Halfway through David Tsonos’ tedious and rambling show, a former boyfriend, one of the many trotted out as a manifested recollection from the trio of bridesmaids, appears before us with his all-time football score achieved during his childhood. Does this live to satisfy? Unlikely. Does it advance the act? No. But it is indicative of the play in front of us, which also peaked in its infancy.
Patronising and sexist to both genders without taking any responsibility for its atrocious scripting.
The premise of I’m Always the Bridesmaid is simplistic: three jaded bridesmaids list their romantic tragedies whilst multi-role actor Corin Rys Jones performs as their former lovers. In itself, this could have worked, but what was delivered unfortunately plodded sluggishly on, incessantly listing the well-known problems of dating. The demeanour is morose, battling to keep an unmoved audience engaged with both inherently flawed dialogue, tepid acting and no overarching conceptual gratification. There were some brief spells where it looked to be improving, but it petered out, unwilling to relinquish its stubborn reliance on hackneyed convention.

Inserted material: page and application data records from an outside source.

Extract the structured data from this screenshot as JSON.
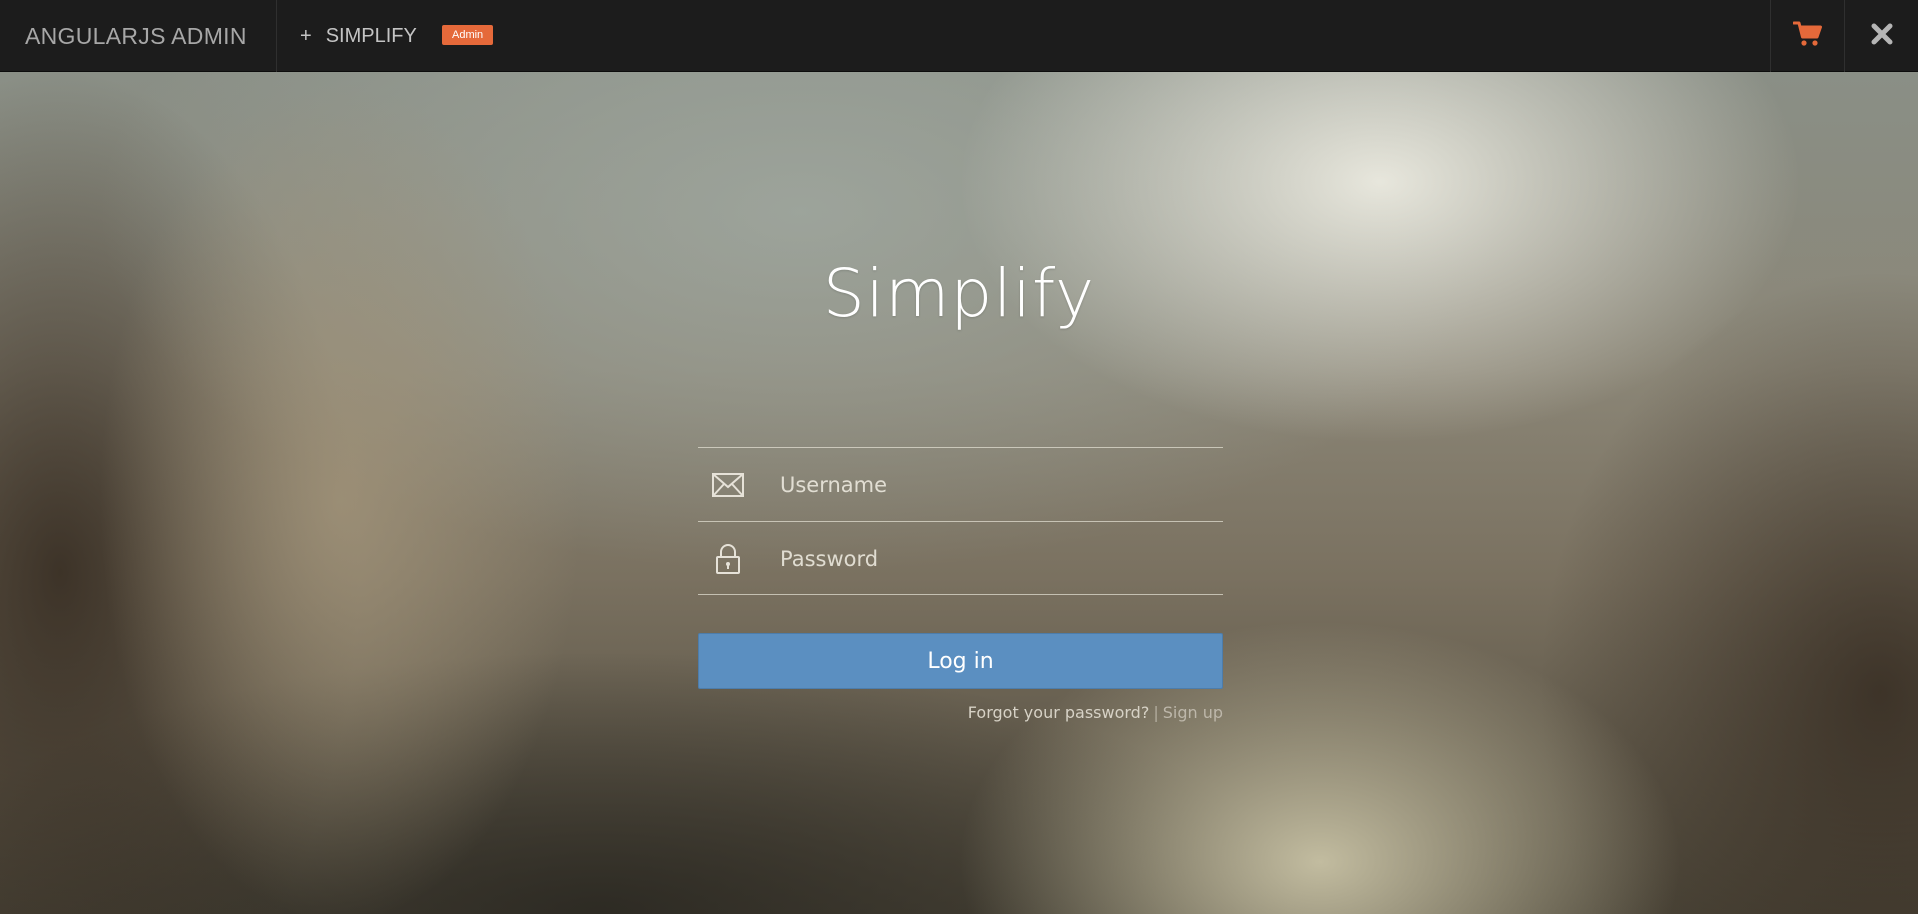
{
  "topbar": {
    "brand": "ANGULARJS ADMIN",
    "nav_plus": "+",
    "nav_label": "SIMPLIFY",
    "badge": "Admin",
    "cart_icon": "shopping-cart-icon",
    "close_icon": "close-icon"
  },
  "login": {
    "title": "Simplify",
    "username": {
      "placeholder": "Username",
      "value": "",
      "icon": "envelope-icon"
    },
    "password": {
      "placeholder": "Password",
      "value": "",
      "icon": "lock-icon"
    },
    "submit_label": "Log in",
    "forgot_label": "Forgot your password?",
    "separator": "|",
    "signup_label": "Sign up"
  },
  "colors": {
    "topbar_bg": "#1c1c1c",
    "accent_orange": "#e5693a",
    "button_blue": "#5b8fc1"
  }
}
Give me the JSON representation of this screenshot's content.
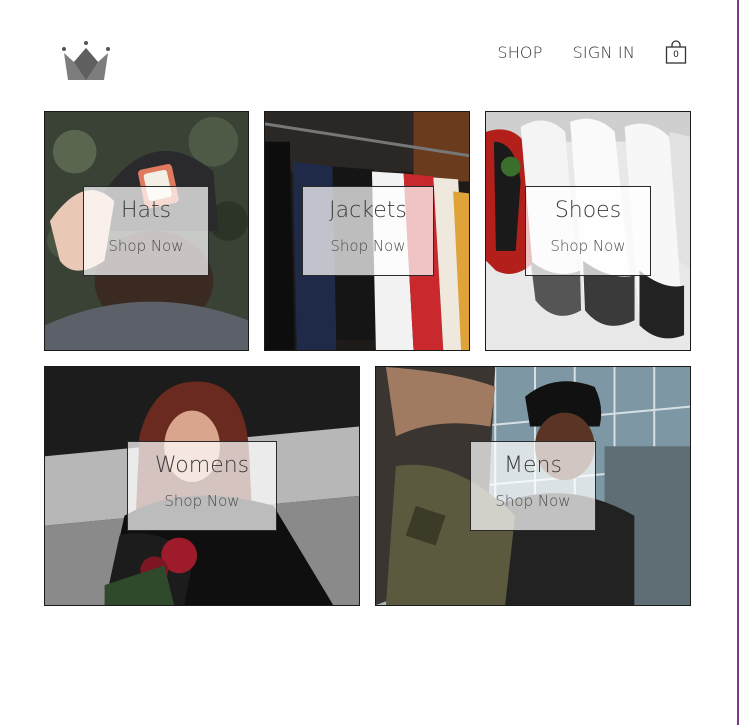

Somewhere in this muddled, painful, mistimed medley of a play are performers aspiring to be recognised. Kirsten Z. Cairns, the actress who portrays Stephanie, is most deserving of immediate praise: she demands no special privileges yet provides a glossy presence unique from her fellow actors where she brings a little ray of hope amidst the turbulent storm around her. The same cannot be said for Maria Shehata (Chevon), whose unwillingness to drop the condescension does not see her take the role seriously, though this likely stems from the script’s inhibitions. The sole male of the cast, Jones, delivers the most versatile range in acting, but not to any eminence. Rather, he inhabits a jack-of-all-trades role that doesn’t see him graduate within the very narrow confines he is afforded.
Bereft of any innovating qualities, I’m Always the Bridesmaid is a cataclysmic failure. The writing lacks subtlety on any level. And the dialogue is littered with unnecessary sentiments that should have been left to evolve within the performance, with lines like “A team is only as strong as its weakest player” and “That’s so melodramatic!”, ironically foreshadowing the play’s major defects. More problematic is its attempt to aggressively explain away the reasons for relationship failure in a fragile pursuit of rectifying mankind’s inherent dating woes that have plagued the face of the Earth for years, and will likely persist for decades to come. In this respect, I’m Always the Bridesmaid is neither original nor revolutionary. Rather, it is patronising and sexist to both genders without taking any responsibility for its atrocious scripting.